##### Dataset extract

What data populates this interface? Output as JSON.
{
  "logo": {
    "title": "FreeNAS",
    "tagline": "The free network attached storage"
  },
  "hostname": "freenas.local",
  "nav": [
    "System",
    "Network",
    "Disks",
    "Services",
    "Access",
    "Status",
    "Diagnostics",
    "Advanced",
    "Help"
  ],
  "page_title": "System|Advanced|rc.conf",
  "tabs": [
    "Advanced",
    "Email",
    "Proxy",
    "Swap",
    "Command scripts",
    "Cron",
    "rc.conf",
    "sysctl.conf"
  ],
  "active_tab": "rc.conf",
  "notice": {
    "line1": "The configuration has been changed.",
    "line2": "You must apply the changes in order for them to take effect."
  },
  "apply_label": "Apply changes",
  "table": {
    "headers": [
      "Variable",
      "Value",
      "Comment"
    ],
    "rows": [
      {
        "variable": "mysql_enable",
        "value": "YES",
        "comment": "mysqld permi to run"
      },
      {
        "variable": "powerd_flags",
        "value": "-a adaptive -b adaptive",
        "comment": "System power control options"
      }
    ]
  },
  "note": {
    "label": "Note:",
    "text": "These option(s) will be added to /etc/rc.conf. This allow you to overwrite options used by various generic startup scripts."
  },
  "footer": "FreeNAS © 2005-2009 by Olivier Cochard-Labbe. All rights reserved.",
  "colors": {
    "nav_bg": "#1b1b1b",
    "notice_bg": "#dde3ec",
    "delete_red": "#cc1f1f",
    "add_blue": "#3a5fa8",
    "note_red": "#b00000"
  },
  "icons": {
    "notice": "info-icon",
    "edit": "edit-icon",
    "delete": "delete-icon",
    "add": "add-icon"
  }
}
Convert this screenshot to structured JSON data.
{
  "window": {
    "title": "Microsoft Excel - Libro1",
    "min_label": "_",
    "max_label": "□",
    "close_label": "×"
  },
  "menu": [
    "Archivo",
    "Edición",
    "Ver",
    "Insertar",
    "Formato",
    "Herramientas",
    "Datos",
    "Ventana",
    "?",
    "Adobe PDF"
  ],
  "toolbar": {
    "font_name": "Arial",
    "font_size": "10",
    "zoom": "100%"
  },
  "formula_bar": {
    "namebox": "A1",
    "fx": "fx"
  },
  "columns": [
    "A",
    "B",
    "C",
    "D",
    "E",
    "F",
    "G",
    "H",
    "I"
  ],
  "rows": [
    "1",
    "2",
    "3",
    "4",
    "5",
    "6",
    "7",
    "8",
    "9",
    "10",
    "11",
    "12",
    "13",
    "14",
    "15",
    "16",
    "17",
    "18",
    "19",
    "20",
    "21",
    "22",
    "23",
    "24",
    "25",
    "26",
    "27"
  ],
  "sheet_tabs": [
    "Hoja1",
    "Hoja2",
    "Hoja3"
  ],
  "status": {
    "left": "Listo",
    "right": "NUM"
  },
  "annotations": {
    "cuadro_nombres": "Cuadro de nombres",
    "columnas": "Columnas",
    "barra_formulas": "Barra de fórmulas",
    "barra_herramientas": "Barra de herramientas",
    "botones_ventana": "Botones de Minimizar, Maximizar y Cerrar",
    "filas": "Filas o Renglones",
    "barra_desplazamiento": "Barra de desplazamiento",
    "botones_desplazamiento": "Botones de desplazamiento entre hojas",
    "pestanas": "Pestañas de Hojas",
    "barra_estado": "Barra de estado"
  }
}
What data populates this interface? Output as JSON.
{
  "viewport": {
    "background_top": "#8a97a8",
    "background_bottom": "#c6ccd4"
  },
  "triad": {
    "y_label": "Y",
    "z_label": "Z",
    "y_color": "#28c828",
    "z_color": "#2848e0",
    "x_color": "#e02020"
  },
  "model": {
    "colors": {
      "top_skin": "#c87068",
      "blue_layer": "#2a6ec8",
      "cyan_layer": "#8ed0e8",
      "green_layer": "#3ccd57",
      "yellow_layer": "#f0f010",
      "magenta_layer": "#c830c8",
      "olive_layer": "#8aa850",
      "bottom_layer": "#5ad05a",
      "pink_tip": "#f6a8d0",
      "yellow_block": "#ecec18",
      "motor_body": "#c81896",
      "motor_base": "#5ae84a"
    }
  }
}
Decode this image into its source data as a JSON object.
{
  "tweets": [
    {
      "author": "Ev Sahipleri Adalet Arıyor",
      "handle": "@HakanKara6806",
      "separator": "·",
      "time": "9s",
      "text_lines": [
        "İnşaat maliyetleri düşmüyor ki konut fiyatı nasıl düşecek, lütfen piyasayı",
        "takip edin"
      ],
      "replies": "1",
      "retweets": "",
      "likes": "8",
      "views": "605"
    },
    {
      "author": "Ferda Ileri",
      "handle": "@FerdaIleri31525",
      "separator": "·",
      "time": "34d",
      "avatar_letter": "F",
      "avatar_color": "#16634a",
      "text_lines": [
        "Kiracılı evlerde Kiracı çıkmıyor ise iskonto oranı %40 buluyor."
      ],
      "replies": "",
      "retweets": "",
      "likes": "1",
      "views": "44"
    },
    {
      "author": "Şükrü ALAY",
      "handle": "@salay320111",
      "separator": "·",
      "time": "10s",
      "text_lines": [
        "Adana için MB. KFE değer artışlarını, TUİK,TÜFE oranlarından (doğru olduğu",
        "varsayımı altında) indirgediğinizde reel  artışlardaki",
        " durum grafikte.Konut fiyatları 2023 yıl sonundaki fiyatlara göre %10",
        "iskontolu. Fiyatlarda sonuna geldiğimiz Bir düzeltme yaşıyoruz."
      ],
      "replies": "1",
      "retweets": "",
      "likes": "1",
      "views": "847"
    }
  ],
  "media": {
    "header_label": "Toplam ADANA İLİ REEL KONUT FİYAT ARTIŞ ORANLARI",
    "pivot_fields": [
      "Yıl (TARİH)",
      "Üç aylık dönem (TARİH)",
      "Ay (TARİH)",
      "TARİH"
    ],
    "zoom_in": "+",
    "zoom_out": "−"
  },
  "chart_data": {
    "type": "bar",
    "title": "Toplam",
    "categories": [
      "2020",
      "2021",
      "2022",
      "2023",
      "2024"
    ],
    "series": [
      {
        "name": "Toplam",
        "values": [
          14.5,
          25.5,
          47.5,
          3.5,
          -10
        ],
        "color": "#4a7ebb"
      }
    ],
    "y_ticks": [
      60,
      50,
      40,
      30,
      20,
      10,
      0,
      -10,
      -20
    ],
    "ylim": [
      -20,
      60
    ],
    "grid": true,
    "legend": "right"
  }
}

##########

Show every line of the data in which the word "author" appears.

      "author": "Ev Sahipleri Adalet Arıyor",
      "author": "Ferda Ileri",
      "author": "Şükrü ALAY",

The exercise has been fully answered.